# Problem to solve
Tell how many lines in the data below include the word "label". The answer is the number only.

[Stored dataset items]
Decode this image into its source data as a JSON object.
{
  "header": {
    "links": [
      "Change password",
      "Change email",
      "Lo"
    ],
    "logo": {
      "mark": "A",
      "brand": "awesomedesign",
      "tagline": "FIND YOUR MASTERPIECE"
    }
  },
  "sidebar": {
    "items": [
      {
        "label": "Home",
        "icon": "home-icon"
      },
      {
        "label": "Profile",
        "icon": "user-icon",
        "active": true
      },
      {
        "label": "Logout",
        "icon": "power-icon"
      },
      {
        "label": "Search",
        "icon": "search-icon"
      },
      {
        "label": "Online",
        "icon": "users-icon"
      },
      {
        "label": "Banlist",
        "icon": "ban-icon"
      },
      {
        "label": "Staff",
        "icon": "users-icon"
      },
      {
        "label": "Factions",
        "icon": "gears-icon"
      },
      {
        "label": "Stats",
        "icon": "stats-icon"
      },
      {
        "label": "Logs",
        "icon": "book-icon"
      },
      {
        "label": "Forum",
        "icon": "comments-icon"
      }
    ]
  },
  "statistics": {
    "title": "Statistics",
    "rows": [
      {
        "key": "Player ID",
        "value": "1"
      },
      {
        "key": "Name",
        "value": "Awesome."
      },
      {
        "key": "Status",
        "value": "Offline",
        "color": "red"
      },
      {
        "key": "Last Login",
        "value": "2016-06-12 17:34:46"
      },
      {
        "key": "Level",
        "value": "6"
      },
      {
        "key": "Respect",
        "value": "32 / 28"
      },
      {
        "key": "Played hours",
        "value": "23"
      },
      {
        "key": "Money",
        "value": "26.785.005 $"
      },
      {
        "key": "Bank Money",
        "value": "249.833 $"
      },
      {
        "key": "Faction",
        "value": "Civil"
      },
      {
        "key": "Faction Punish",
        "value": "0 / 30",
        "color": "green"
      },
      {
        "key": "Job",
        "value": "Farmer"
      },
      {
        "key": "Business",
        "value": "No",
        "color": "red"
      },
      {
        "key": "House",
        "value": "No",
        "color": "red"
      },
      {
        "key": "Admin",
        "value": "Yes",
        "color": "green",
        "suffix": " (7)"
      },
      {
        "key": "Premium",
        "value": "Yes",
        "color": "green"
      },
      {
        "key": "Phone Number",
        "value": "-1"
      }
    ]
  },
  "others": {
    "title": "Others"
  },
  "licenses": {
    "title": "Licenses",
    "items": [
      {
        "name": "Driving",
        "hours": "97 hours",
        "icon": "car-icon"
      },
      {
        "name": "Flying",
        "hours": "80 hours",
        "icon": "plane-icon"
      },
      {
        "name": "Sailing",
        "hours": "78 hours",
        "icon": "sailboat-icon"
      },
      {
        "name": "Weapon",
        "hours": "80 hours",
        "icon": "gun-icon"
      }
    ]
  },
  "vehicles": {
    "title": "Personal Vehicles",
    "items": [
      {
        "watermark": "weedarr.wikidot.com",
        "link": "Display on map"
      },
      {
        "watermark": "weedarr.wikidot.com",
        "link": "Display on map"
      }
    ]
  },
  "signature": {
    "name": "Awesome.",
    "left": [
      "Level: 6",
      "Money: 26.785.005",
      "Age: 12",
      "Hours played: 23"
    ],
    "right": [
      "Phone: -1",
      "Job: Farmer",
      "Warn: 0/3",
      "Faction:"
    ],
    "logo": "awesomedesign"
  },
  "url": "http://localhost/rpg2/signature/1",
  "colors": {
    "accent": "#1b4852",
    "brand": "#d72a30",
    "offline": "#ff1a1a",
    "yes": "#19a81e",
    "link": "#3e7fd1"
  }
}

# Written reply
11